How big a deal was the Carter Family? Well, even if you’re just a casual music fan, you’ve heard (and sung) some of their staples, songs such as “Can the Circle be Unbroken,” “Keep on the Sunny Side,” and “Wabash Cannonball.” And if you sing a snippet from the Carter’s “Will You Miss Me Me When I’m Gone,” your teenagers may well start singing along—they’ll know it from the Pitch Perfect movies, although the “Cups” version actually originated with the obscure British group Lulu and the Lampshades.
But this barely scratches the surface, as we learn in The Winding Stream: The Carters, the Cashes, and the Course of Country Music. Directed by Beth Harrington—whose last doc, Welcome to the Club: The Women of Rockabilly, was nominated for a Grammy—the Carter film explores the hardscrabble origins and enduring legacy of America’s original supergroup.
Every fan of folk and country music owes a debt to the kind-but-distant patriarch AP (Alvin Pleasant) Carter, who obsessively traveled the South during the 1930s with black guitarist Lesley Riddle, collecting regional songs for the Carters to perform. Together he and Riddle (an unlikely pair in those days) transcribed hundreds of regional tunes, saving the music from obscurity even if the writers weren’t credited.

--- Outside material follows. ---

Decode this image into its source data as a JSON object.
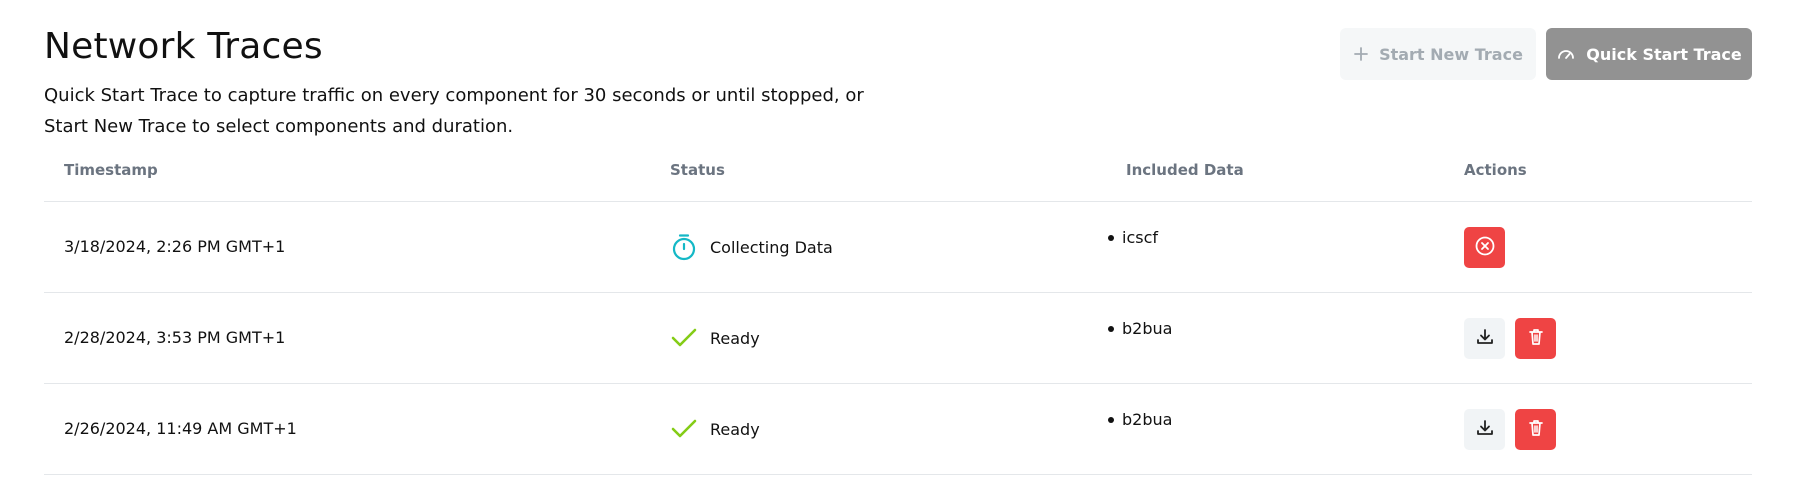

But AP’s wife Sara and her sister Maybelle were the heart of the band, the innovative pop stars of their day. If you’ve ever enjoyed a guitar melody, you owe a debt to “Mother” Maybelle, the first musician to pick out leads as she strummed—the widely imitated “Carter scratch.” You’ll see it here on “Wildwood Flower.”
Then there are all the notables the Carters have inspired. The list is practically endless: Joan Baez, the Carolina Chocolate Drops, Alex Chilton, Bob Dylan, Emmylou Harris, Elvis Presley, John Prine, Doc Watson—not to mention Johnny Cash, who was saved from the depths of his addictions by his marriage to Maybelle’s daughter June.
Through archival photos and footage, and interviews with surviving kin, music historians, and fellow artists (including Cash, in one of his last on-camera interviews), Harrington delivers a nuanced biopic that takes us from the original trio’s formation in 1927 through the Border Radio years—during which the family performed from a station in Mexico that reached vast swaths of the States—and up to the present day. You can still catch the original trio’s descendants performing at the Carter Family Fold in Virginia’s Clinch Mountains.
The Winding Stream, screening in selected theaters through March, is not without flaws. Harrington chose, for instance, to use some Terry Gilliamesque animations that were just jarring. Yet on the whole it’s a worthy film, and a gift to anyone interested in our musical roots. As one of Harrington’s sources puts it, American kids should know who the Carters were just as surely as they should be able to name the first president of the United States.